Could you print out every entry, character for character?

EXERCISE MATERIAL |

● ● ●

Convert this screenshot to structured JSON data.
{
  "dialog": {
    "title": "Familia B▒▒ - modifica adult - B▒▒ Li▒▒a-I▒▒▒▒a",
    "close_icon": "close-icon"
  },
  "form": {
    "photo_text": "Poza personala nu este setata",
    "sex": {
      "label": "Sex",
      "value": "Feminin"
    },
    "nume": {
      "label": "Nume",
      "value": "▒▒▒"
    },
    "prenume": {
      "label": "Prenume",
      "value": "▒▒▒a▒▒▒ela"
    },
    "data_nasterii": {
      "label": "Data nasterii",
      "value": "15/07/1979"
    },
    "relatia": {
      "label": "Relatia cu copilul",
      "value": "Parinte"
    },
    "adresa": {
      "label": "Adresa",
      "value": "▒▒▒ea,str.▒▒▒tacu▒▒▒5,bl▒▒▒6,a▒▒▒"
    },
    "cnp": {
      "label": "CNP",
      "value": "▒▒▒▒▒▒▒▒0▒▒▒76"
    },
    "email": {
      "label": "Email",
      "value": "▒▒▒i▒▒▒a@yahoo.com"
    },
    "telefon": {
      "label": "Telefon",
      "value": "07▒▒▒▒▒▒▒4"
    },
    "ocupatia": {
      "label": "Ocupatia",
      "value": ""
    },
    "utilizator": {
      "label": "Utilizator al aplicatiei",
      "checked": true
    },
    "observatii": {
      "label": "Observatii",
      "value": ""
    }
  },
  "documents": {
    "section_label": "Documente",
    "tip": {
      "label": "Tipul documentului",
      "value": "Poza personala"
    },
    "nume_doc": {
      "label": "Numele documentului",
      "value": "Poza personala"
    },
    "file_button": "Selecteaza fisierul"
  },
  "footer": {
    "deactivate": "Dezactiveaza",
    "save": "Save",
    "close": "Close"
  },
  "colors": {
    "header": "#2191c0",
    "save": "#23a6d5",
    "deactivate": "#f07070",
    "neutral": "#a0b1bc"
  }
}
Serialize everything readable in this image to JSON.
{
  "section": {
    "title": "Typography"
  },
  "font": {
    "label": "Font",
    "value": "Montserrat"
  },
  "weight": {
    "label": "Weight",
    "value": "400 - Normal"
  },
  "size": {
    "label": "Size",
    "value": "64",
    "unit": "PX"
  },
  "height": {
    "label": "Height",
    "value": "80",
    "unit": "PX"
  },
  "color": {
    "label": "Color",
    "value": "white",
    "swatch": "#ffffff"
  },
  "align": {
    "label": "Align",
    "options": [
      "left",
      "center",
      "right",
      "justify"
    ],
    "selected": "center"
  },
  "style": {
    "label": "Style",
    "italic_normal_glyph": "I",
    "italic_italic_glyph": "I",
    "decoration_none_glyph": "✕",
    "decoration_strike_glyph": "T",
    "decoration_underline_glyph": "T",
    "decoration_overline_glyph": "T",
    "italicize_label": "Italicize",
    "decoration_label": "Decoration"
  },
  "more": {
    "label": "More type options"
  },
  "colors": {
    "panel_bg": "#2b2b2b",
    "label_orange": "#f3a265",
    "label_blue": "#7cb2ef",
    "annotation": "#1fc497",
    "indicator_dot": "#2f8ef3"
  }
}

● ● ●

ANSWER SECTION |
Convert this screenshot to structured JSON data.
{
  "dialog": {
    "title": "Familia B▒▒ - modifica adult - B▒▒ Li▒▒a-I▒▒▒▒a",
    "close_icon": "close-icon"
  },
  "form": {
    "photo_text": "Poza personala nu este setata",
    "sex": {
      "label": "Sex",
      "value": "Feminin"
    },
    "nume": {
      "label": "Nume",
      "value": "▒▒▒"
    },
    "prenume": {
      "label": "Prenume",
      "value": "▒▒▒a▒▒▒ela"
    },
    "data_nasterii": {
      "label": "Data nasterii",
      "value": "15/07/1979"
    },
    "relatia": {
      "label": "Relatia cu copilul",
      "value": "Parinte"
    },
    "adresa": {
      "label": "Adresa",
      "value": "▒▒▒ea,str.▒▒▒tacu▒▒▒5,bl▒▒▒6,a▒▒▒"
    },
    "cnp": {
      "label": "CNP",
      "value": "▒▒▒▒▒▒▒▒0▒▒▒76"
    },
    "email": {
      "label": "Email",
      "value": "▒▒▒i▒▒▒a@yahoo.com"
    },
    "telefon": {
      "label": "Telefon",
      "value": "07▒▒▒▒▒▒▒4"
    },
    "ocupatia": {
      "label": "Ocupatia",
      "value": ""
    },
    "utilizator": {
      "label": "Utilizator al aplicatiei",
      "checked": true
    },
    "observatii": {
      "label": "Observatii",
      "value": ""
    }
  },
  "documents": {
    "section_label": "Documente",
    "tip": {
      "label": "Tipul documentului",
      "value": "Poza personala"
    },
    "nume_doc": {
      "label": "Numele documentului",
      "value": "Poza personala"
    },
    "file_button": "Selecteaza fisierul"
  },
  "footer": {
    "deactivate": "Dezactiveaza",
    "save": "Save",
    "close": "Close"
  },
  "colors": {
    "header": "#2191c0",
    "save": "#23a6d5",
    "deactivate": "#f07070",
    "neutral": "#a0b1bc"
  }
}
Serialize everything readable in this image to JSON.
{
  "section": {
    "title": "Typography"
  },
  "font": {
    "label": "Font",
    "value": "Montserrat"
  },
  "weight": {
    "label": "Weight",
    "value": "400 - Normal"
  },
  "size": {
    "label": "Size",
    "value": "64",
    "unit": "PX"
  },
  "height": {
    "label": "Height",
    "value": "80",
    "unit": "PX"
  },
  "color": {
    "label": "Color",
    "value": "white",
    "swatch": "#ffffff"
  },
  "align": {
    "label": "Align",
    "options": [
      "left",
      "center",
      "right",
      "justify"
    ],
    "selected": "center"
  },
  "style": {
    "label": "Style",
    "italic_normal_glyph": "I",
    "italic_italic_glyph": "I",
    "decoration_none_glyph": "✕",
    "decoration_strike_glyph": "T",
    "decoration_underline_glyph": "T",
    "decoration_overline_glyph": "T",
    "italicize_label": "Italicize",
    "decoration_label": "Decoration"
  },
  "more": {
    "label": "More type options"
  },
  "colors": {
    "panel_bg": "#2b2b2b",
    "label_orange": "#f3a265",
    "label_blue": "#7cb2ef",
    "annotation": "#1fc497",
    "indicator_dot": "#2f8ef3"
  }
}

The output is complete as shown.